The back says the card is made by Koco, a New York company 'committed to ending hunger by the year 2000'. All this induces

mixed feelings. I feel for old T S, whose dignity is bruised enough after years of Cats. However, it's good for the greetings industry. The lines have a je ne sais quoi that the poetry of, say, Purple Ronnie lacks. Thoughts of time do go with a birthday, and the use of 'present' is a sly touch. But questions remain. Why are some letters in bold? And why stands the clock at seven to eight? A small prize to anyone who can help.
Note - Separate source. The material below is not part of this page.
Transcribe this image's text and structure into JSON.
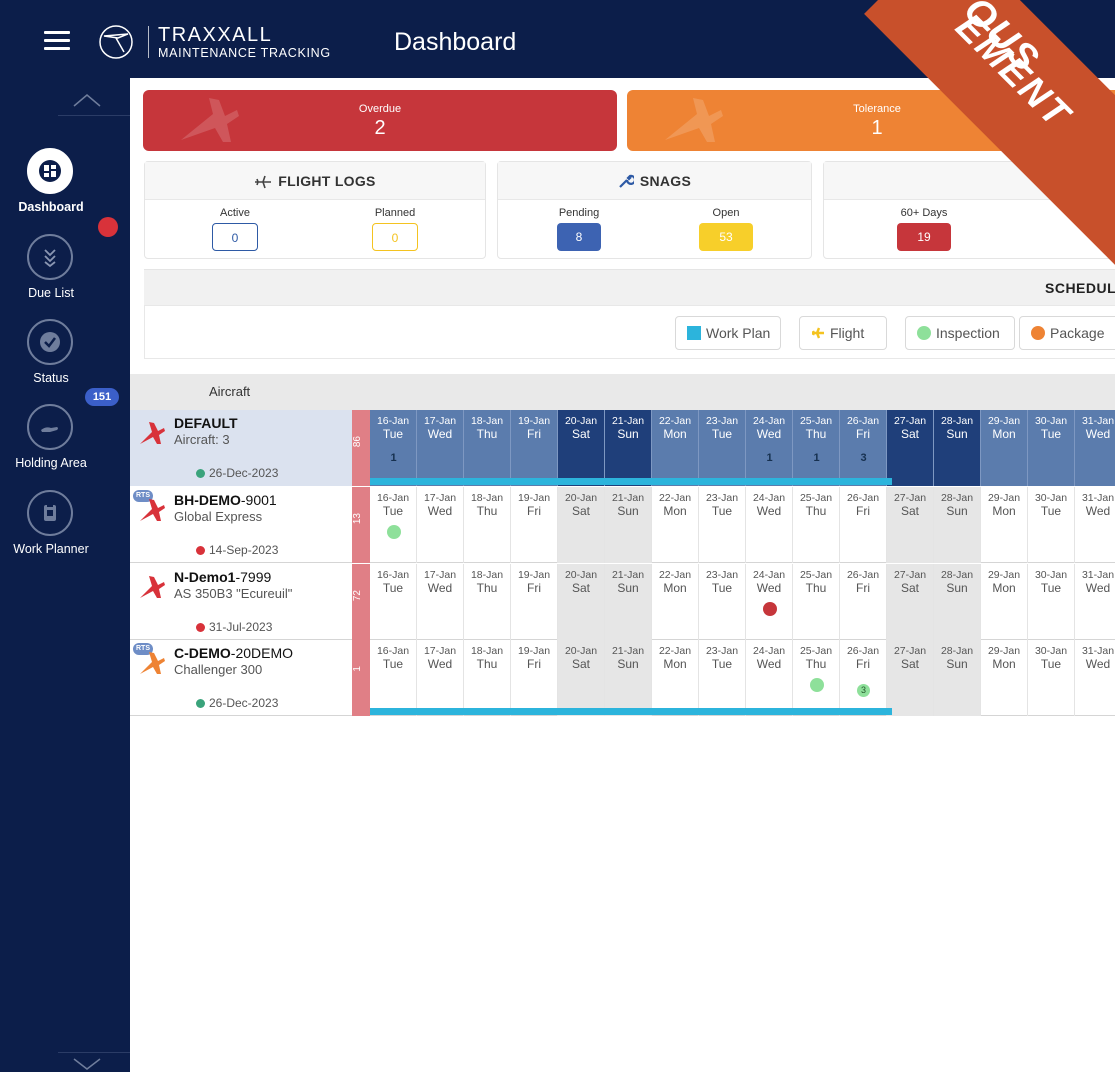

THE Radio 1 life of Bryan Ferry, just ended, was an average script with some great music attached. Best of all was a snatch of a demo for his current album, Mamouna. The song was 'The Only Face', a meditation on isolation prompted by the death of Garbo. Ferry just sang and played the piano. It was lovely, with a tingling rawness seldom found on his records. It reminded me how good Ferry was on BBC2's Later last year, singing 'Will You Love Me Tomorrow' with just Jools Holland on piano and a guitarist. Ferry has had his troubles lately, both artistic and financial, because he spends ages in the studio, tinkering. The answer is clear: his next album should be an Unplugged, just him and the piano. I'll settle for a modest royalty.

FOR a while Melvyn Bragg has seemed a new person. Like Samson in reverse, he had a haircut and a new strength. On Start the Week, he stopped being genial and became a Rottweiler. At 54, he has the air, as well as the hair, of a man of 44. Even his adenoids sound as if they've been working out.

On Clive Anderson Talks Back last weekend, Clive Anderson hardly talked back at all. Melv did something few of Anderson's guests have managed in six years of the show: he said what he wanted to say - sensible stuff about how tiresome it is that creative people are branded as luvvies - and saw off Anderson's jibes ('Nice one] But what I'm saying is . . .'), without looking humourless.

Various theories have been advanced as to the cause of Melv's renaissance - his LWT windfall, a new admirer, Royal Jelly, etc. But I can now disclose the true reason. He slipped out of the limelight two years ago and went back to the Lake District. The role of Melv, man about town, was taken over by Jeff Bridges, the rumpled film actor, now 45.

Thiswas a neat move on the part of the real Melv, worthy of the acclaimed novels he used to write - just as he vanished, Bridges was starring in The Vanishing. It explains everything: how his hair changed direction against all odds; the fearless way he dealt with Anderson; the jagged edge of his tongue on Start the Week. I rest my case.

(Photograph omitted)